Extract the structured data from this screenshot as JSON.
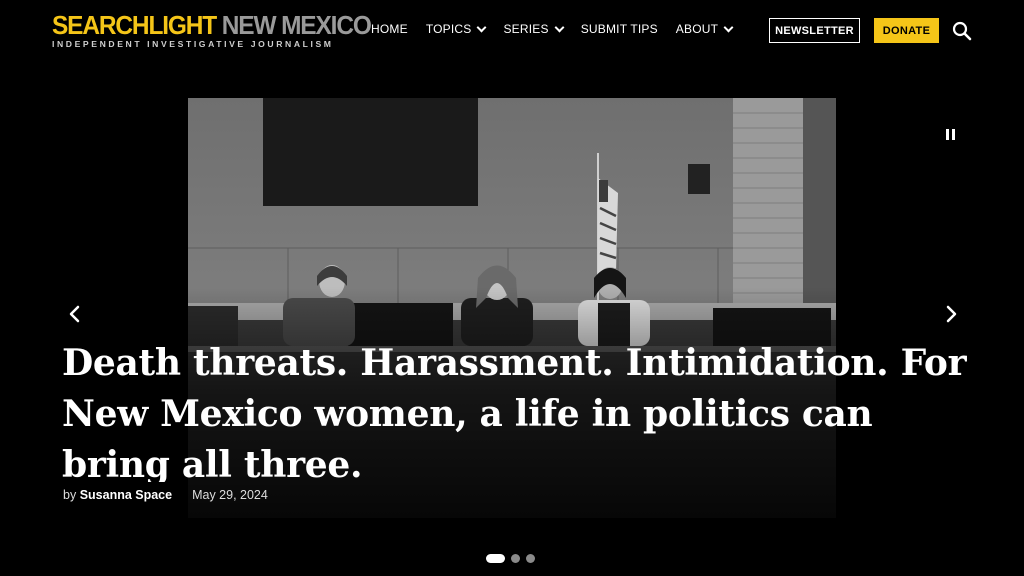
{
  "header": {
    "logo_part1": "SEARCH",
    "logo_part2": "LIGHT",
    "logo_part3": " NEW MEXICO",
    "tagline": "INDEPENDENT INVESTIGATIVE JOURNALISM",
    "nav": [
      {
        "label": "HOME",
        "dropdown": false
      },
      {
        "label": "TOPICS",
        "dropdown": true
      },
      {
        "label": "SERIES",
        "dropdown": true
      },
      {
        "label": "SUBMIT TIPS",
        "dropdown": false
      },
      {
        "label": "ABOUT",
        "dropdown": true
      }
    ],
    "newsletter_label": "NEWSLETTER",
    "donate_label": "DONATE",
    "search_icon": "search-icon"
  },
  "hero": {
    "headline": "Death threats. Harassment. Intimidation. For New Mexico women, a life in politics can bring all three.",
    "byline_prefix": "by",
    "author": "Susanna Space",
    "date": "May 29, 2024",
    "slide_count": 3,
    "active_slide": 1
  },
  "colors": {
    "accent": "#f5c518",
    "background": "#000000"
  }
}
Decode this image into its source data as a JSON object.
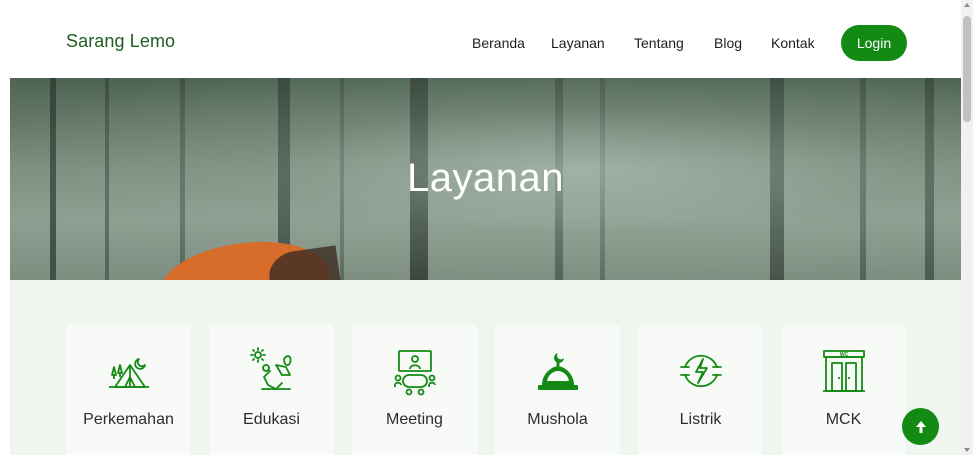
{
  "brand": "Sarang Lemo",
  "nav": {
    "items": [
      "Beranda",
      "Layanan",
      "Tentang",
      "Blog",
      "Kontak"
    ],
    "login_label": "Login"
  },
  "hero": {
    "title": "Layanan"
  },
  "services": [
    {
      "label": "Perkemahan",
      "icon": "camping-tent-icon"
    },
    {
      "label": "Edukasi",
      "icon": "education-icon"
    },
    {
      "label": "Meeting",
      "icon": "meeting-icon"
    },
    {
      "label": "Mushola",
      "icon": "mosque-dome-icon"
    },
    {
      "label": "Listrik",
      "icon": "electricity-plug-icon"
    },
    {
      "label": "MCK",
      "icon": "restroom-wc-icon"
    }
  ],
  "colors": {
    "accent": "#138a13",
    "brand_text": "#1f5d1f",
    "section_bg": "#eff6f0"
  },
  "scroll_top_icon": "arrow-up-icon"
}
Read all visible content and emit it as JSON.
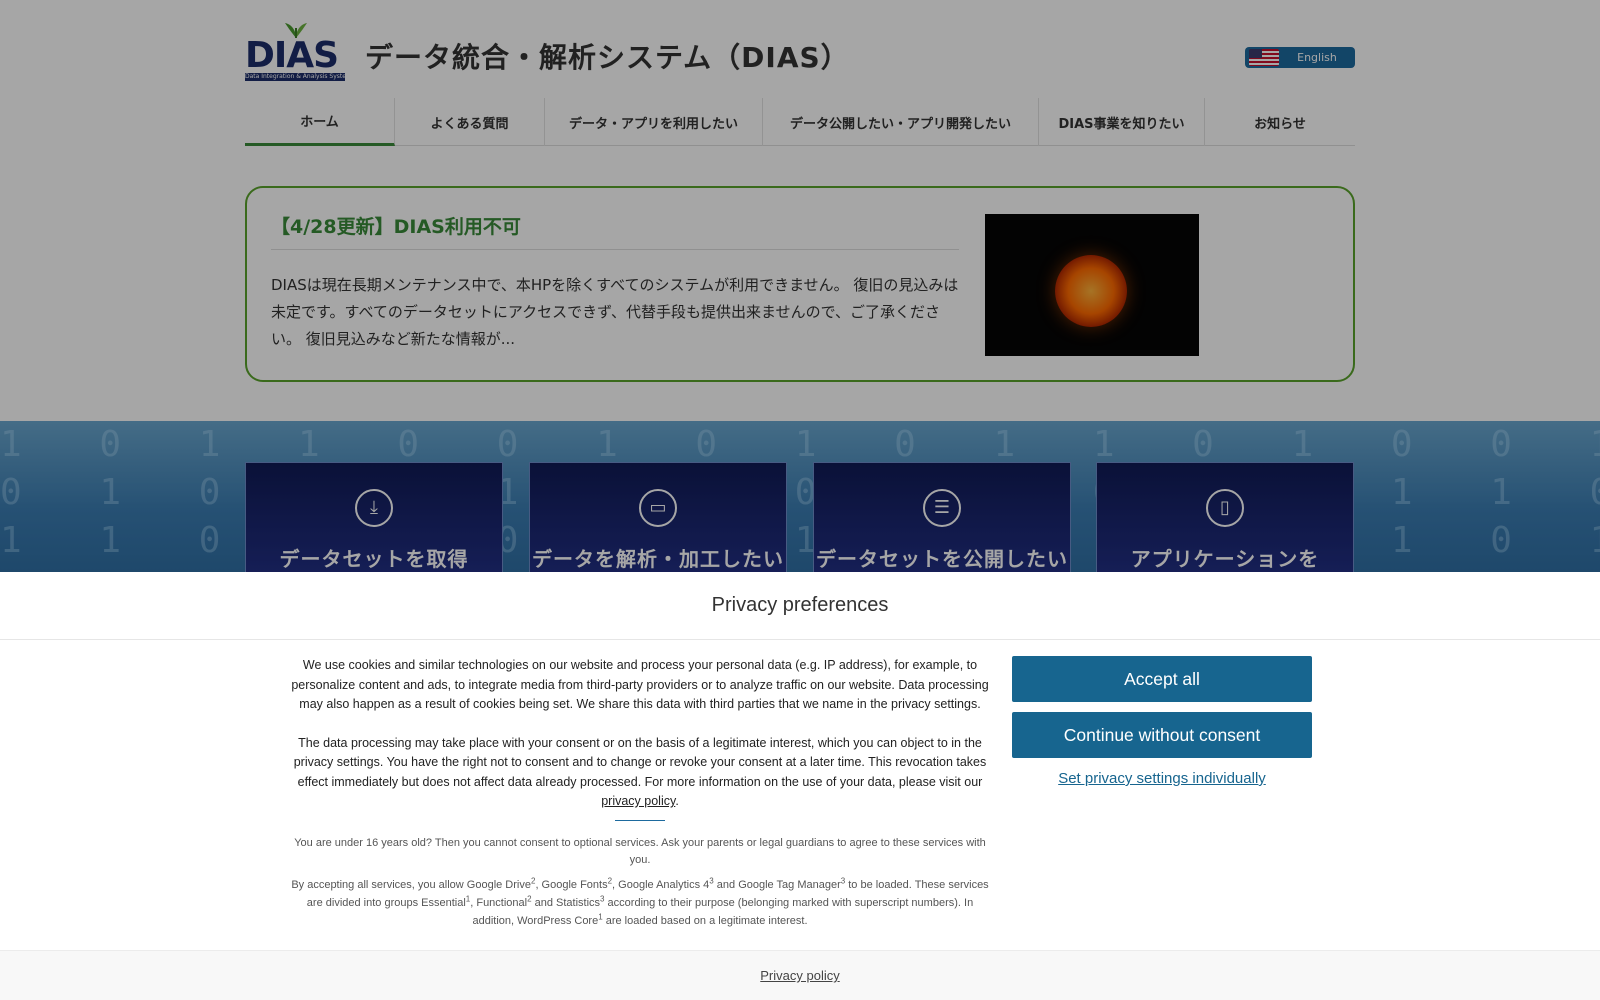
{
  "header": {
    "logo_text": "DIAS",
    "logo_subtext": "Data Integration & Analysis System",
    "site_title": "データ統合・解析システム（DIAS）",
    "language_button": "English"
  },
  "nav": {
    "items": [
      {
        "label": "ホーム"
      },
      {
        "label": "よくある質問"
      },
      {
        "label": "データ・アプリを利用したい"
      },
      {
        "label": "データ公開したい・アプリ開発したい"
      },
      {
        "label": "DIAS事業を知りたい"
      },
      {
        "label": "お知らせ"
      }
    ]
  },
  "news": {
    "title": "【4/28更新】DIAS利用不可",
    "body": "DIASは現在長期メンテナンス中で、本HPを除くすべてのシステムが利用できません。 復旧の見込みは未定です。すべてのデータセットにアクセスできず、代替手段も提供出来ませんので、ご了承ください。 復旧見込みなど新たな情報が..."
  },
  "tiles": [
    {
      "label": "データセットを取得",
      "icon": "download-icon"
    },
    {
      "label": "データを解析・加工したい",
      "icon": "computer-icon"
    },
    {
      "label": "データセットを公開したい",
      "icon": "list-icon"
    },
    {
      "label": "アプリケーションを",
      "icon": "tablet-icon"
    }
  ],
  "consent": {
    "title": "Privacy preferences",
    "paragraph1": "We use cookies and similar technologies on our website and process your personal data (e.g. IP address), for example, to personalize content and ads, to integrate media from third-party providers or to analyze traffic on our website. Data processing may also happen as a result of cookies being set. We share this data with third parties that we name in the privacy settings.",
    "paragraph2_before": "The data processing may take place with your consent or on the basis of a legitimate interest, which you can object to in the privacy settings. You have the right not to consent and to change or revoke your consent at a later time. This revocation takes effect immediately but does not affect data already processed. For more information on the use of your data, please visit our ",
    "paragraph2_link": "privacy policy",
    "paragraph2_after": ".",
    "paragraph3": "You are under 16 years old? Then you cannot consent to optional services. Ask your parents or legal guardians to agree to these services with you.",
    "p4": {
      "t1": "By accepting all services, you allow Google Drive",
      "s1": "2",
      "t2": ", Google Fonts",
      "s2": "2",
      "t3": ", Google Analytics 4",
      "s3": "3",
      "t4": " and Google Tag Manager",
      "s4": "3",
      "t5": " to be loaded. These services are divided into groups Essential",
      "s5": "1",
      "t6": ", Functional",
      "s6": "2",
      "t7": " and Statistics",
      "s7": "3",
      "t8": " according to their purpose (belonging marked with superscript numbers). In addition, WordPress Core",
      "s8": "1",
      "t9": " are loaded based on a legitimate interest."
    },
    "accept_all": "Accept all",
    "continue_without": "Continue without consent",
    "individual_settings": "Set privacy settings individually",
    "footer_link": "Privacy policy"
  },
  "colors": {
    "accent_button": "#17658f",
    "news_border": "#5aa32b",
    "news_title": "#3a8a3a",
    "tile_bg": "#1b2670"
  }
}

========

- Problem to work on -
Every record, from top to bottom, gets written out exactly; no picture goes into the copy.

- Solution -
Extract the structured data from this screenshot as JSON.
{
  "header": {
    "logo_part1": "SEARCH",
    "logo_part2": "LIGHT",
    "logo_part3": " NEW MEXICO",
    "tagline": "INDEPENDENT INVESTIGATIVE JOURNALISM",
    "nav": [
      {
        "label": "HOME",
        "dropdown": false
      },
      {
        "label": "TOPICS",
        "dropdown": true
      },
      {
        "label": "SERIES",
        "dropdown": true
      },
      {
        "label": "SUBMIT TIPS",
        "dropdown": false
      },
      {
        "label": "ABOUT",
        "dropdown": true
      }
    ],
    "newsletter_label": "NEWSLETTER",
    "donate_label": "DONATE",
    "search_icon": "search-icon"
  },
  "hero": {
    "headline": "Death threats. Harassment. Intimidation. For New Mexico women, a life in politics can bring all three.",
    "byline_prefix": "by",
    "author": "Susanna Space",
    "date": "May 29, 2024",
    "slide_count": 3,
    "active_slide": 1
  },
  "colors": {
    "accent": "#f5c518",
    "background": "#000000"
  }
}
Decode this image into its source data as a JSON object.
{
  "brand": "Sarang Lemo",
  "nav": {
    "items": [
      "Beranda",
      "Layanan",
      "Tentang",
      "Blog",
      "Kontak"
    ],
    "login_label": "Login"
  },
  "hero": {
    "title": "Layanan"
  },
  "services": [
    {
      "label": "Perkemahan",
      "icon": "camping-tent-icon"
    },
    {
      "label": "Edukasi",
      "icon": "education-icon"
    },
    {
      "label": "Meeting",
      "icon": "meeting-icon"
    },
    {
      "label": "Mushola",
      "icon": "mosque-dome-icon"
    },
    {
      "label": "Listrik",
      "icon": "electricity-plug-icon"
    },
    {
      "label": "MCK",
      "icon": "restroom-wc-icon"
    }
  ],
  "colors": {
    "accent": "#138a13",
    "brand_text": "#1f5d1f",
    "section_bg": "#eff6f0"
  },
  "scroll_top_icon": "arrow-up-icon"
}
Read all visible content and emit it as JSON.
{
  "header": {
    "logo_text": "DIAS",
    "logo_subtext": "Data Integration & Analysis System",
    "site_title": "データ統合・解析システム（DIAS）",
    "language_button": "English"
  },
  "nav": {
    "items": [
      {
        "label": "ホーム"
      },
      {
        "label": "よくある質問"
      },
      {
        "label": "データ・アプリを利用したい"
      },
      {
        "label": "データ公開したい・アプリ開発したい"
      },
      {
        "label": "DIAS事業を知りたい"
      },
      {
        "label": "お知らせ"
      }
    ]
  },
  "news": {
    "title": "【4/28更新】DIAS利用不可",
    "body": "DIASは現在長期メンテナンス中で、本HPを除くすべてのシステムが利用できません。 復旧の見込みは未定です。すべてのデータセットにアクセスできず、代替手段も提供出来ませんので、ご了承ください。 復旧見込みなど新たな情報が..."
  },
  "tiles": [
    {
      "label": "データセットを取得",
      "icon": "download-icon"
    },
    {
      "label": "データを解析・加工したい",
      "icon": "computer-icon"
    },
    {
      "label": "データセットを公開したい",
      "icon": "list-icon"
    },
    {
      "label": "アプリケーションを",
      "icon": "tablet-icon"
    }
  ],
  "consent": {
    "title": "Privacy preferences",
    "paragraph1": "We use cookies and similar technologies on our website and process your personal data (e.g. IP address), for example, to personalize content and ads, to integrate media from third-party providers or to analyze traffic on our website. Data processing may also happen as a result of cookies being set. We share this data with third parties that we name in the privacy settings.",
    "paragraph2_before": "The data processing may take place with your consent or on the basis of a legitimate interest, which you can object to in the privacy settings. You have the right not to consent and to change or revoke your consent at a later time. This revocation takes effect immediately but does not affect data already processed. For more information on the use of your data, please visit our ",
    "paragraph2_link": "privacy policy",
    "paragraph2_after": ".",
    "paragraph3": "You are under 16 years old? Then you cannot consent to optional services. Ask your parents or legal guardians to agree to these services with you.",
    "p4": {
      "t1": "By accepting all services, you allow Google Drive",
      "s1": "2",
      "t2": ", Google Fonts",
      "s2": "2",
      "t3": ", Google Analytics 4",
      "s3": "3",
      "t4": " and Google Tag Manager",
      "s4": "3",
      "t5": " to be loaded. These services are divided into groups Essential",
      "s5": "1",
      "t6": ", Functional",
      "s6": "2",
      "t7": " and Statistics",
      "s7": "3",
      "t8": " according to their purpose (belonging marked with superscript numbers). In addition, WordPress Core",
      "s8": "1",
      "t9": " are loaded based on a legitimate interest."
    },
    "accept_all": "Accept all",
    "continue_without": "Continue without consent",
    "individual_settings": "Set privacy settings individually",
    "footer_link": "Privacy policy"
  },
  "colors": {
    "accent_button": "#17658f",
    "news_border": "#5aa32b",
    "news_title": "#3a8a3a",
    "tile_bg": "#1b2670"
  }
}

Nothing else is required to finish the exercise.